NEWS

In Brief

NOTE TO NOTARIES

ECJ prosecutor calls for closed-shop laws to change In a move that will work in favor of the government’s drive to open closed-shop professions, a European Court of Justice prosecutor yesterday called for Greece and five other European countries to be indicted over restrictions that prevent some qualified notaries from being able to practice their profession. The prosecutor said that laws in Greece, Belgium, Germany, France, Luxembourg and Austria that allow only their own nationals to work as notaries in those countries are in infringement of European Union regulations. DRUG BUST Sweep in Exarchia no-go zone In a dragnet operation to crack down on the illegal drugs trade in central Athens, Attica police on Sunday night raided the Tositsa Street pedestrian walkway in Exarchia, making 55 arrests. The street, which runs beside the National Archaeological Museum, has in recent years regressed into a regular haunt for drug dealers and users. Police said they found large quantities of cocaine, heroin, hashish and other drugs on the men they detained, most of whom are believed to be of African origin, as well as stolen items used by buyers in lieu of cash. Traffic disruptions Traffic on the Athens-Patra national highway will be subject to disruptions through December 22 as roadwork gets under way. Access will be restricted to one lane in either direction between the 136th and 137th kilometer and between the 125th and 127th kilometer to facilitate construction of the new Corinth-Patra highway. Work is expected to be completed in time for the Christmas holiday rush. OSE ruling The Athens Court of First Instance yesterday ruled illegal a 24-hour strike announced by rail workers that nearly brought the Hellenic Railways Organization (OSE) to a standstill yesterday.
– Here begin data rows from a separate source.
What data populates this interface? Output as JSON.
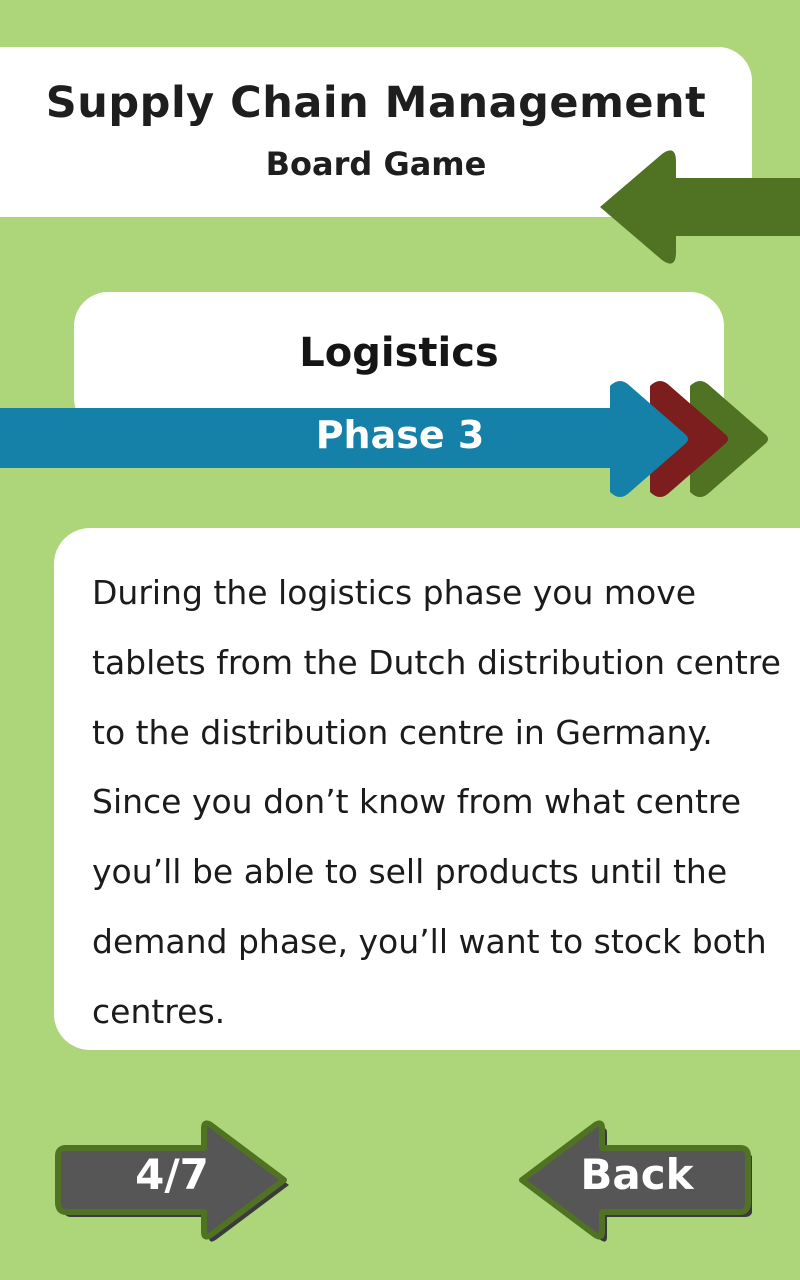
{
  "header": {
    "title": "Supply Chain Management",
    "subtitle": "Board Game"
  },
  "section": {
    "title": "Logistics",
    "phase_label": "Phase 3"
  },
  "description": {
    "text": "During the logistics phase you move tablets from the Dutch distribution centre to the distribution centre in Germany. Since you don’t know from what centre you’ll be able to sell products until the demand phase, you’ll want to stock both centres."
  },
  "navigation": {
    "page_indicator": "4/7",
    "back_label": "Back"
  },
  "colors": {
    "background": "#add579",
    "dark_green": "#4f7223",
    "blue": "#1580a8",
    "red": "#7c1e1e",
    "button_gray": "#565656"
  },
  "icons": {
    "header_arrow": "left-arrow-icon",
    "phase_arrows": "triple-chevron-right-icon",
    "page_button": "right-arrow-icon",
    "back_button": "left-arrow-icon"
  }
}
However, train engineers did stage three three-hour work stoppages, one in the morning, another in the afternoon and again late last night. Name dispute Speaking to the press at the 65th UN General Assembly which began yesterday at the United Nations Headquarters in New York, Secretary-General Ban Ki-moon urged Greece and the Former Yugoslav Republic of Macedonia (FYROM) to make speedier progress on the resolution of the name dispute that has strained relations between the two neighbors for nearly two decades. Ban said that he would be meeting with representatives from both Athens and Skopje during the assembly in order to discuss «the necessity of resolving this issue, with a sense of flexibility and mutual understanding.» Cyprus deadlock Dervis Eroglu, the leader of the Turkish-occupied north of Cyprus, yesterday accused Cypriot President Dimitris Christofias of intransigence, according to Turkish-Cypriot media reports. Speaking to reporters in Brussels, Eroglu said Nicosia has made no concessions during negotiations for the island’s reunification. He also accused Christofias of provoking him with «various machinations to abandon the talks.» Christofias has made various proposals to hardliner Eroglu but none have been embraced so far.